A New Triathlon for Cheshire, Manchester and the Northwest

About Belvoir Castle

Belvoir, meaning beautiful view in French, dates back to Norman times. The English pronunciation 'Beaver' was built up over many centuries through the inability of Anglo-Saxons to master the French tongue.

Belvoir Castle Belvoir has been the ancestral home of the Duke and Duchess of Rutland for one thousand years and is currently the family home of 11th Duke and Duchess and their five children. The present Castle is the fourth to have stood on the site since Norman times. The existing Castle was completed in the early 19th century after previous buildings suffered complete or partial destruction during the Wars of the Roses, the Civil War and a major fire in 1816.

From the elegance of the Elizabeth Saloon and the majesty of the State Dining Room to the delights of the Regents Gallery and the military splendour of the Guard Room, Belvoir possesses one of the most stunning interiors of the period.

In contrast to the grandeur of the State Rooms, the Old Kitchen and Bakery fuel the imagination of 'below the stairs' life in 1825. While the School Room and Nursery allow children to experience games from Regency times.

The Castle contains many notable pieces of art and includes paintings by Gainsborough, Reynolds, Holbein and Poussin. It houses outstanding collections of furniture, porcelain, silks, tapestries, French furniture and Italian sculpture. Sculpture extends outside into the Rose and Statue Gardens which are elegantly laid out round a central fountain. The Statue Collection terraced into the hillside includes work by Caius, Cibber - Sculptor to Charles II.

Gardens at Belvoir

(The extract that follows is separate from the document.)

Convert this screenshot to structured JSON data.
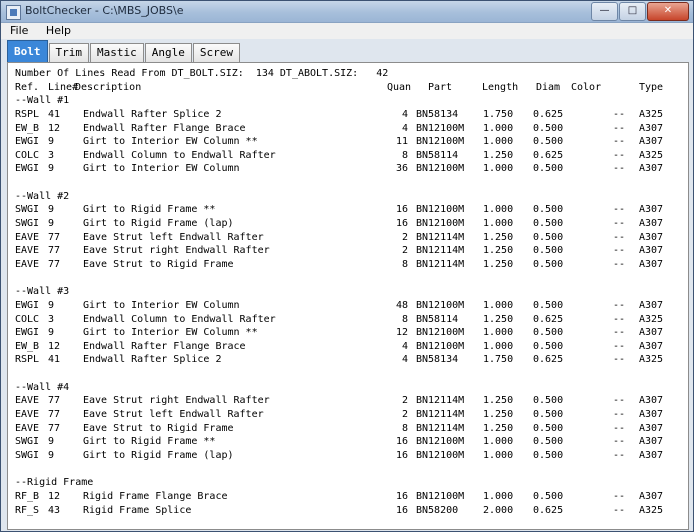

When Elizabeth (the 5th Duchess) commissioned James Wyatt to build the Castle in 1799 she undertook the design and landscaping of the gardens, park and grounds herself. She saw the entire Vale of Belvoir as her garden and was merely framing the views with her valley gardens. Elizabeth's design and the feel of the individual gardens has many overtures brought back from the Grand Tour of an Italian terraced garden. The gardens facing Belvoir are a natural amphitheatre left by the moraines of two glaciers; she used this to her advantage. She designed and built a series of 'root houses' (summer houses), one of which can be seen today in the Duchess's Garden.

The second time when Belvoir's gardens influenced garden history was around 1900. The head gardener Mr. Divers developed the concept of mass spring flower bedding which was appropriate for Belvoir as traditionally the family stayed at the Castle in the spring before going to Cheveley in Newmarket for the season. In fact, the 8th Duke commissioned the book 'Spring Flowers at Belvoir', which we are trying to get reprinted.

In Edwardian times there were 40 gardeners, now there are only three, so restoring the gardens is a slow process however the present Duchess is passionate about the gardens and their ongoing development.

Her vision is to continue where her Mother-in-law left off 25 years ago when she pushed her mower into the overgrown Duchess's garden and started replanting this secret valley garden. Surrounding the rustic summer house, dating from 1800, the gardens have been lovingly restored to their original beauty. As part of the ongoing restoration, there is a new woodland path that leads down to the Duchess's Gardens. These magical woodland gardens, set in a natural amphitheatre with fresh water springs, are carefully planned to ensure plants bloom all year round.

The Duchess is also working on bringing together collections of specialist plants and roses in different areas of the garden so keen gardeners can come and smell the Best Beale rose and the most exquisite peony and such like.

Belvoir Castle - Belvoir Triathlon